COUNCIL tax could rise by 3.95 per cent for two areas in Gwent, as Monmouthshire cabinet are presented with their budget report this afternoon after proposals were agreed by Torfaen cabinet members yesterday.
Yesterday, Torfaen council agreed proposals meaning rates are likely to rise by £39.81 a year for Band D households.
The increase is expected to raise around £1.3 million in revenue, which would contribute towards radical plans to save the authority £11.2 million from its 2014/15 budget.
It is part of a larger plan to save £40 million over the next four years.
Assistant chief executive officer Nigel Aurelius, who presented the final budget report to cabinet said it was an “extremely difficult final funding settlement”.
He said while council tax would rise – and be set at £1,047.69 for Band D properties – it was a budget which protected schools, social care, and employment as far as possible.
Councillor Anthony Hunt, the executive member for resources, said: “This £1.3million is a long way short of the £11 million pressures we have on us.
“Without it another £1.3million of cuts would be needed.
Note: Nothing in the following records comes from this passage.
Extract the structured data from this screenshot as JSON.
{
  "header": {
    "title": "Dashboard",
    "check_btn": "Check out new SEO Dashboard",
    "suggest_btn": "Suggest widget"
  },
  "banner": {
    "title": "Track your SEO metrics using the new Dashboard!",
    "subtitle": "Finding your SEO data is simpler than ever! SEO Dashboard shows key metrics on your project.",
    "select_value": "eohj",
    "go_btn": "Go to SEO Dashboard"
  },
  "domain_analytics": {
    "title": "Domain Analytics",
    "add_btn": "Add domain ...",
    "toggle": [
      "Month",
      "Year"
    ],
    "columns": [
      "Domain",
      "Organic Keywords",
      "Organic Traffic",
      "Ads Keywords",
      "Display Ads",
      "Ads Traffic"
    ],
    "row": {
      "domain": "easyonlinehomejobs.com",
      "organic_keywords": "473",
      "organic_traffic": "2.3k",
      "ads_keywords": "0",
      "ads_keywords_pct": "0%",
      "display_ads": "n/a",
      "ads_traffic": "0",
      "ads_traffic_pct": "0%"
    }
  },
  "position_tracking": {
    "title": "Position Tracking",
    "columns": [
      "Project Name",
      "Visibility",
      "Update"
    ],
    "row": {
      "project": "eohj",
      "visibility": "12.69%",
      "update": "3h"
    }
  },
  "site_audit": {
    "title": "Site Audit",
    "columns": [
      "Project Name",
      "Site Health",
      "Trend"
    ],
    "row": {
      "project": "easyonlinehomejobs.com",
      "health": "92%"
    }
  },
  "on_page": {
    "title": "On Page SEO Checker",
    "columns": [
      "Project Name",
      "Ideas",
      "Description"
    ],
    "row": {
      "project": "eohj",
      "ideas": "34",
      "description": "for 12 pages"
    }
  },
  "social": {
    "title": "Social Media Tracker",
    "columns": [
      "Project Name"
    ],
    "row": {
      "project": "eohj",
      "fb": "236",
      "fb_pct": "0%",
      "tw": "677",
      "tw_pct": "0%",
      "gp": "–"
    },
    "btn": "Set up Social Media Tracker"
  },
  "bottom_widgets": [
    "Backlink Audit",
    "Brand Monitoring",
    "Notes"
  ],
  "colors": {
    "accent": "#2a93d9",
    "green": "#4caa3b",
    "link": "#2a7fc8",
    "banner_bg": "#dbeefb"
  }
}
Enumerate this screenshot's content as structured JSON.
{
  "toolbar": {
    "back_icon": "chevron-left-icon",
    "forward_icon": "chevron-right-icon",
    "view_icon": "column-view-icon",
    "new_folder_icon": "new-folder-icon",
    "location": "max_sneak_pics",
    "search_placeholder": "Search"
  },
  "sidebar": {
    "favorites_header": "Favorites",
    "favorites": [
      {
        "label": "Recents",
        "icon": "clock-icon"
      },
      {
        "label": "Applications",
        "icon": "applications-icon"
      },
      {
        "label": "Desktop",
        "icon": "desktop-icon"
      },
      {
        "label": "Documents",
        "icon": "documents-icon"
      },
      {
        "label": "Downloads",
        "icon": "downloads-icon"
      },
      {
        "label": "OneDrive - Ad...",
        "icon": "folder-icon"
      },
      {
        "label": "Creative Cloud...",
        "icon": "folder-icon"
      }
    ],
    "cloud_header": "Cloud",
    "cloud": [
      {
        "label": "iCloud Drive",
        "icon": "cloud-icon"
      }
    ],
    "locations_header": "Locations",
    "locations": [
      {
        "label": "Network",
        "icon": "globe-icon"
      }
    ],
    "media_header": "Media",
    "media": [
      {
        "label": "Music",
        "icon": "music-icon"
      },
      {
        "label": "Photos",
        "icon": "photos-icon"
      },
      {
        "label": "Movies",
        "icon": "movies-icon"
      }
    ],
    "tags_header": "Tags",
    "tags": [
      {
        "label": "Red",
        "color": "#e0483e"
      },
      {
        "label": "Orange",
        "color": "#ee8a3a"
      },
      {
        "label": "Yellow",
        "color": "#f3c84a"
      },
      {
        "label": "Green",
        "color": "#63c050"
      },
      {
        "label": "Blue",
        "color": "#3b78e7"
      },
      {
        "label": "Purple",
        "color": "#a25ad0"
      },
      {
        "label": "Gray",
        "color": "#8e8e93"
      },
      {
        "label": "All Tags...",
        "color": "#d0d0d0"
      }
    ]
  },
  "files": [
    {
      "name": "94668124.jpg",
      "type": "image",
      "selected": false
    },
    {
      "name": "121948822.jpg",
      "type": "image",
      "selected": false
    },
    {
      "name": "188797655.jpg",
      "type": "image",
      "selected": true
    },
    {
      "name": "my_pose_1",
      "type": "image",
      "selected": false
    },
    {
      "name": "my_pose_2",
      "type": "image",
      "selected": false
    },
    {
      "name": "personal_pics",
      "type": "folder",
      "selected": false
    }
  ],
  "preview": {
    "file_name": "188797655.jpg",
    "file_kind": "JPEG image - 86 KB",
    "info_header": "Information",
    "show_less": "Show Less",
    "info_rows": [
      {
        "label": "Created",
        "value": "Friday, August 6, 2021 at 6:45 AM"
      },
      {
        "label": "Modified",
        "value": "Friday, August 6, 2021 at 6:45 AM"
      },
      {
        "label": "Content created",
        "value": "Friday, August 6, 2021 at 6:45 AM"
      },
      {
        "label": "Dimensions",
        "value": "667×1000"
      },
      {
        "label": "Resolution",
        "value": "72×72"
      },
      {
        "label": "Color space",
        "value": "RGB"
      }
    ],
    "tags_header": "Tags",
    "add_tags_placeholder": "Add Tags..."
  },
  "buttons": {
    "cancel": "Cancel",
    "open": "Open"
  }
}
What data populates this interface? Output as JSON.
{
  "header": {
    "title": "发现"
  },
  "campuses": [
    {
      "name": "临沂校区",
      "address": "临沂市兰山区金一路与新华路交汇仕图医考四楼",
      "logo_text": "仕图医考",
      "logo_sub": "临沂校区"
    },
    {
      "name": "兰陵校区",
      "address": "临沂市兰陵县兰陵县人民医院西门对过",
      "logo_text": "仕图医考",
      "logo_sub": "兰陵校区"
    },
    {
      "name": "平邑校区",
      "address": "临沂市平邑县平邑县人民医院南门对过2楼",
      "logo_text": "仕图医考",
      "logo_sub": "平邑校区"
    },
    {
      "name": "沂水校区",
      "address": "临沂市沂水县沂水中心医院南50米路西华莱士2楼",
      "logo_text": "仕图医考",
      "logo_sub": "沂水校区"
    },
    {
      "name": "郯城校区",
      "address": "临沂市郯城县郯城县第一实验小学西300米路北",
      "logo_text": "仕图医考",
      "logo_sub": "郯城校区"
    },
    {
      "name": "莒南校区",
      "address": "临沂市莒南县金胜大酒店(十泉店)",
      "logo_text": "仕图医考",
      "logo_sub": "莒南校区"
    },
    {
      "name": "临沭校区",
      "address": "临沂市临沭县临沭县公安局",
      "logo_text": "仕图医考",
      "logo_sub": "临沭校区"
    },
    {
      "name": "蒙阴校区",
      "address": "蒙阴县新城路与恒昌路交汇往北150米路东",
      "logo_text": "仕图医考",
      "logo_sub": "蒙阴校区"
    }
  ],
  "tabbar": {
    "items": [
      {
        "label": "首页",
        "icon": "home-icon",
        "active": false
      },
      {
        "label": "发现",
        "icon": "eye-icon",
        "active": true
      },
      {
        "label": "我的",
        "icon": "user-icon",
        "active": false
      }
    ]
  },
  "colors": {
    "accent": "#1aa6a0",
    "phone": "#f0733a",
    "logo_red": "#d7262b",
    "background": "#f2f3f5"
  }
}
It would mean significant job losses and loss of services.
“We recognise the importance of keeping tax levels low for hard-hit residents but this is a case of the least worst scenario.”
The cabinet agreed to safeguard council tax support for pensioners for one more year, as part of recommendations. Full council will vote on the recommended proposals on March 4.
A report being presented to Monmouthshire’s cabinet today says a 3.95 per cent increase in council tax across four years, along with £1.539 million of reserve funding, would be sufficient in reducing the council’s £664,000 gap in their budget.
In December, the council still had to find £1.094 million to bridge a total deficit of £9.3 million in its budget.
Cllr Phil Murphy, cabinet member with responsibility for finance, said: “Our priority has been to see continued investment in things that matter to the people of Monmouthshire."
The report proposes to cut £175,000 to the cultural and tourism services department by the end of 2014/15, £94,000 by 2015/16 and £65,000 by 2016/17. It suggests tourist information centres are moved into town museums to reduce staffing and premises costs.
Other money saving plans include increasing the price of school meals, reducing street sweepers and dimming street lights.